What the exercise asks.
The entries are given below. Output each one unchanged.

[[ The data, beginning ]]

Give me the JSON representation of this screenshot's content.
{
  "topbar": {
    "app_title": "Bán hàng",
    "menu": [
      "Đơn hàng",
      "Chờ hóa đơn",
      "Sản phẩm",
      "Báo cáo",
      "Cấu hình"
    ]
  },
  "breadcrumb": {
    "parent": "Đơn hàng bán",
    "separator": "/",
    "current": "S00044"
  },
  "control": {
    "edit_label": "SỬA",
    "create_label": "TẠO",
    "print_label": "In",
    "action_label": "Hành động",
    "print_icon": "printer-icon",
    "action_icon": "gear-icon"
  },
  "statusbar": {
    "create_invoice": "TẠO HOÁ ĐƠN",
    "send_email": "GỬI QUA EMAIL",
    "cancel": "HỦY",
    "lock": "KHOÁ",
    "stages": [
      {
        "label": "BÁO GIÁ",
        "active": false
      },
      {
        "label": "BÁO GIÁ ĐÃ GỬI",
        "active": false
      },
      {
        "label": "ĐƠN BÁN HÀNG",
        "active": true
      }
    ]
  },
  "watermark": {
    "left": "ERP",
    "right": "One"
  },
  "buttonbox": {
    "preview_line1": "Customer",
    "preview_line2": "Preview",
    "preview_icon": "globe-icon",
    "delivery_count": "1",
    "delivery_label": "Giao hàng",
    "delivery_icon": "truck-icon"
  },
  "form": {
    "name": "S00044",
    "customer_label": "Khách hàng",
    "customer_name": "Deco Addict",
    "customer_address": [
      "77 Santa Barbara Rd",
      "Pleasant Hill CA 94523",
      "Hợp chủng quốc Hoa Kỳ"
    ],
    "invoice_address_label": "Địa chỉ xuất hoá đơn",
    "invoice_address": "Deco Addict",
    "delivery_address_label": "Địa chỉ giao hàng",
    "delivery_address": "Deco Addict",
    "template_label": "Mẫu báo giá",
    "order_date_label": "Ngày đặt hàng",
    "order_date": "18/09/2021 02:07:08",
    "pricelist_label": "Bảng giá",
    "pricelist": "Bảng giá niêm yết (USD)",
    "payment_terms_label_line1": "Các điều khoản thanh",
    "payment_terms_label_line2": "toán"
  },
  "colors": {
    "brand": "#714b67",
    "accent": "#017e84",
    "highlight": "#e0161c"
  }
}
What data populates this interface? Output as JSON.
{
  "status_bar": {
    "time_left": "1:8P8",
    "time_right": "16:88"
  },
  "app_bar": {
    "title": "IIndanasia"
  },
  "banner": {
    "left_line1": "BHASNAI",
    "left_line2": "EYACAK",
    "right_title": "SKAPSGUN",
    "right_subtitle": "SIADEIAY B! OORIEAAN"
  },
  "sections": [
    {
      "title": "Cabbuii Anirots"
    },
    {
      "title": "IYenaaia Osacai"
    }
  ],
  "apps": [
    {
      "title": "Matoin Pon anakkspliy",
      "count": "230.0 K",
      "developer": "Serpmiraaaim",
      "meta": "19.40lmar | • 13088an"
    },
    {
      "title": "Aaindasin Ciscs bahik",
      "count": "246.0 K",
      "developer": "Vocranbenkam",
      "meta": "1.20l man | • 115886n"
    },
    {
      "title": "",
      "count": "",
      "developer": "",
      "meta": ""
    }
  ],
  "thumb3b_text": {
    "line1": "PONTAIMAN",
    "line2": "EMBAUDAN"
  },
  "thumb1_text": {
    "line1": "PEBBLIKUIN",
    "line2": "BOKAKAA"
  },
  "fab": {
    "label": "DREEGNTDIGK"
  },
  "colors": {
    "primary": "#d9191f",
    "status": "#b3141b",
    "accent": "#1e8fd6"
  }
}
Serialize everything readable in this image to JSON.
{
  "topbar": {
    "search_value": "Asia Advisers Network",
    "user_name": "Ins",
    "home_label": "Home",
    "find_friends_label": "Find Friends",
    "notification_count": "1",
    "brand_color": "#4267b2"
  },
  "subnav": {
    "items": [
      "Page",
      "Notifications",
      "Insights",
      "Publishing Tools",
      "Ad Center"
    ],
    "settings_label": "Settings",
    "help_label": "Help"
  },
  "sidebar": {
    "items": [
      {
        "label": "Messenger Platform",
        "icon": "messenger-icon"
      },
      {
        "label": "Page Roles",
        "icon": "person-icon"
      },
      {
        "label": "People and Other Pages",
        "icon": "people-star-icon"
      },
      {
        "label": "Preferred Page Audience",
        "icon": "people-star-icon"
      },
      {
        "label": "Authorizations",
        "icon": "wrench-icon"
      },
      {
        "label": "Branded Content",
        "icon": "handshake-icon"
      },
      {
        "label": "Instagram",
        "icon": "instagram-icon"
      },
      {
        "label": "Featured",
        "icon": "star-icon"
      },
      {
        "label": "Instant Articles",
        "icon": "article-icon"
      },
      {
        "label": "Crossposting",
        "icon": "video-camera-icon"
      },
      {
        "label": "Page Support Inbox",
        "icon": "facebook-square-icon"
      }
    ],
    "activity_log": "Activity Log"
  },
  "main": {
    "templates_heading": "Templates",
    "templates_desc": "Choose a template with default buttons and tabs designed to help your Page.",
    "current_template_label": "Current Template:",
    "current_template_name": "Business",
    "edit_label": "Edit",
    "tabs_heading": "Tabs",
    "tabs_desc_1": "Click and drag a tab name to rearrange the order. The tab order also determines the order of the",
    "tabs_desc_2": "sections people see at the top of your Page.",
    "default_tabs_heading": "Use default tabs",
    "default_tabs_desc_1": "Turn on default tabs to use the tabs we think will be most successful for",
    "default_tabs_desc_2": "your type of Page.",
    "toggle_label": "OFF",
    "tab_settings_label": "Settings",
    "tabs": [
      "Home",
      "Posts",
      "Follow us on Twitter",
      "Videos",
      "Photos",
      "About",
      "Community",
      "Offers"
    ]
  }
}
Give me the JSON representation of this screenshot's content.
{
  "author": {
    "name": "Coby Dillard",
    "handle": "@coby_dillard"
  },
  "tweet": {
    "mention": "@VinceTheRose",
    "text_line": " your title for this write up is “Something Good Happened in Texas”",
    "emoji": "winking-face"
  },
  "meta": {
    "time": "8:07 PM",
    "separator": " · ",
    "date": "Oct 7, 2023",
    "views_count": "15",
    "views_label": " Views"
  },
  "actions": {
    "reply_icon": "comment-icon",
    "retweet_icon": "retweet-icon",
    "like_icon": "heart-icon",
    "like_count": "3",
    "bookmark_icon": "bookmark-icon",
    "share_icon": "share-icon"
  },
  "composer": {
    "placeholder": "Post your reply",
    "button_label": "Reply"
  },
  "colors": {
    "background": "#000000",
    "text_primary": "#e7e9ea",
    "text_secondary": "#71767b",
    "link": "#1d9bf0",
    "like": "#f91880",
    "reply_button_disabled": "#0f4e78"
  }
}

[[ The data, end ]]

Output of the task.
Give me the JSON representation of this screenshot's content.
{
  "topbar": {
    "app_title": "Bán hàng",
    "menu": [
      "Đơn hàng",
      "Chờ hóa đơn",
      "Sản phẩm",
      "Báo cáo",
      "Cấu hình"
    ]
  },
  "breadcrumb": {
    "parent": "Đơn hàng bán",
    "separator": "/",
    "current": "S00044"
  },
  "control": {
    "edit_label": "SỬA",
    "create_label": "TẠO",
    "print_label": "In",
    "action_label": "Hành động",
    "print_icon": "printer-icon",
    "action_icon": "gear-icon"
  },
  "statusbar": {
    "create_invoice": "TẠO HOÁ ĐƠN",
    "send_email": "GỬI QUA EMAIL",
    "cancel": "HỦY",
    "lock": "KHOÁ",
    "stages": [
      {
        "label": "BÁO GIÁ",
        "active": false
      },
      {
        "label": "BÁO GIÁ ĐÃ GỬI",
        "active": false
      },
      {
        "label": "ĐƠN BÁN HÀNG",
        "active": true
      }
    ]
  },
  "watermark": {
    "left": "ERP",
    "right": "One"
  },
  "buttonbox": {
    "preview_line1": "Customer",
    "preview_line2": "Preview",
    "preview_icon": "globe-icon",
    "delivery_count": "1",
    "delivery_label": "Giao hàng",
    "delivery_icon": "truck-icon"
  },
  "form": {
    "name": "S00044",
    "customer_label": "Khách hàng",
    "customer_name": "Deco Addict",
    "customer_address": [
      "77 Santa Barbara Rd",
      "Pleasant Hill CA 94523",
      "Hợp chủng quốc Hoa Kỳ"
    ],
    "invoice_address_label": "Địa chỉ xuất hoá đơn",
    "invoice_address": "Deco Addict",
    "delivery_address_label": "Địa chỉ giao hàng",
    "delivery_address": "Deco Addict",
    "template_label": "Mẫu báo giá",
    "order_date_label": "Ngày đặt hàng",
    "order_date": "18/09/2021 02:07:08",
    "pricelist_label": "Bảng giá",
    "pricelist": "Bảng giá niêm yết (USD)",
    "payment_terms_label_line1": "Các điều khoản thanh",
    "payment_terms_label_line2": "toán"
  },
  "colors": {
    "brand": "#714b67",
    "accent": "#017e84",
    "highlight": "#e0161c"
  }
}
What data populates this interface? Output as JSON.
{
  "status_bar": {
    "time_left": "1:8P8",
    "time_right": "16:88"
  },
  "app_bar": {
    "title": "IIndanasia"
  },
  "banner": {
    "left_line1": "BHASNAI",
    "left_line2": "EYACAK",
    "right_title": "SKAPSGUN",
    "right_subtitle": "SIADEIAY B! OORIEAAN"
  },
  "sections": [
    {
      "title": "Cabbuii Anirots"
    },
    {
      "title": "IYenaaia Osacai"
    }
  ],
  "apps": [
    {
      "title": "Matoin Pon anakkspliy",
      "count": "230.0 K",
      "developer": "Serpmiraaaim",
      "meta": "19.40lmar | • 13088an"
    },
    {
      "title": "Aaindasin Ciscs bahik",
      "count": "246.0 K",
      "developer": "Vocranbenkam",
      "meta": "1.20l man | • 115886n"
    },
    {
      "title": "",
      "count": "",
      "developer": "",
      "meta": ""
    }
  ],
  "thumb3b_text": {
    "line1": "PONTAIMAN",
    "line2": "EMBAUDAN"
  },
  "thumb1_text": {
    "line1": "PEBBLIKUIN",
    "line2": "BOKAKAA"
  },
  "fab": {
    "label": "DREEGNTDIGK"
  },
  "colors": {
    "primary": "#d9191f",
    "status": "#b3141b",
    "accent": "#1e8fd6"
  }
}
Serialize everything readable in this image to JSON.
{
  "topbar": {
    "search_value": "Asia Advisers Network",
    "user_name": "Ins",
    "home_label": "Home",
    "find_friends_label": "Find Friends",
    "notification_count": "1",
    "brand_color": "#4267b2"
  },
  "subnav": {
    "items": [
      "Page",
      "Notifications",
      "Insights",
      "Publishing Tools",
      "Ad Center"
    ],
    "settings_label": "Settings",
    "help_label": "Help"
  },
  "sidebar": {
    "items": [
      {
        "label": "Messenger Platform",
        "icon": "messenger-icon"
      },
      {
        "label": "Page Roles",
        "icon": "person-icon"
      },
      {
        "label": "People and Other Pages",
        "icon": "people-star-icon"
      },
      {
        "label": "Preferred Page Audience",
        "icon": "people-star-icon"
      },
      {
        "label": "Authorizations",
        "icon": "wrench-icon"
      },
      {
        "label": "Branded Content",
        "icon": "handshake-icon"
      },
      {
        "label": "Instagram",
        "icon": "instagram-icon"
      },
      {
        "label": "Featured",
        "icon": "star-icon"
      },
      {
        "label": "Instant Articles",
        "icon": "article-icon"
      },
      {
        "label": "Crossposting",
        "icon": "video-camera-icon"
      },
      {
        "label": "Page Support Inbox",
        "icon": "facebook-square-icon"
      }
    ],
    "activity_log": "Activity Log"
  },
  "main": {
    "templates_heading": "Templates",
    "templates_desc": "Choose a template with default buttons and tabs designed to help your Page.",
    "current_template_label": "Current Template:",
    "current_template_name": "Business",
    "edit_label": "Edit",
    "tabs_heading": "Tabs",
    "tabs_desc_1": "Click and drag a tab name to rearrange the order. The tab order also determines the order of the",
    "tabs_desc_2": "sections people see at the top of your Page.",
    "default_tabs_heading": "Use default tabs",
    "default_tabs_desc_1": "Turn on default tabs to use the tabs we think will be most successful for",
    "default_tabs_desc_2": "your type of Page.",
    "toggle_label": "OFF",
    "tab_settings_label": "Settings",
    "tabs": [
      "Home",
      "Posts",
      "Follow us on Twitter",
      "Videos",
      "Photos",
      "About",
      "Community",
      "Offers"
    ]
  }
}
Give me the JSON representation of this screenshot's content.
{
  "author": {
    "name": "Coby Dillard",
    "handle": "@coby_dillard"
  },
  "tweet": {
    "mention": "@VinceTheRose",
    "text_line": " your title for this write up is “Something Good Happened in Texas”",
    "emoji": "winking-face"
  },
  "meta": {
    "time": "8:07 PM",
    "separator": " · ",
    "date": "Oct 7, 2023",
    "views_count": "15",
    "views_label": " Views"
  },
  "actions": {
    "reply_icon": "comment-icon",
    "retweet_icon": "retweet-icon",
    "like_icon": "heart-icon",
    "like_count": "3",
    "bookmark_icon": "bookmark-icon",
    "share_icon": "share-icon"
  },
  "composer": {
    "placeholder": "Post your reply",
    "button_label": "Reply"
  },
  "colors": {
    "background": "#000000",
    "text_primary": "#e7e9ea",
    "text_secondary": "#71767b",
    "link": "#1d9bf0",
    "like": "#f91880",
    "reply_button_disabled": "#0f4e78"
  }
}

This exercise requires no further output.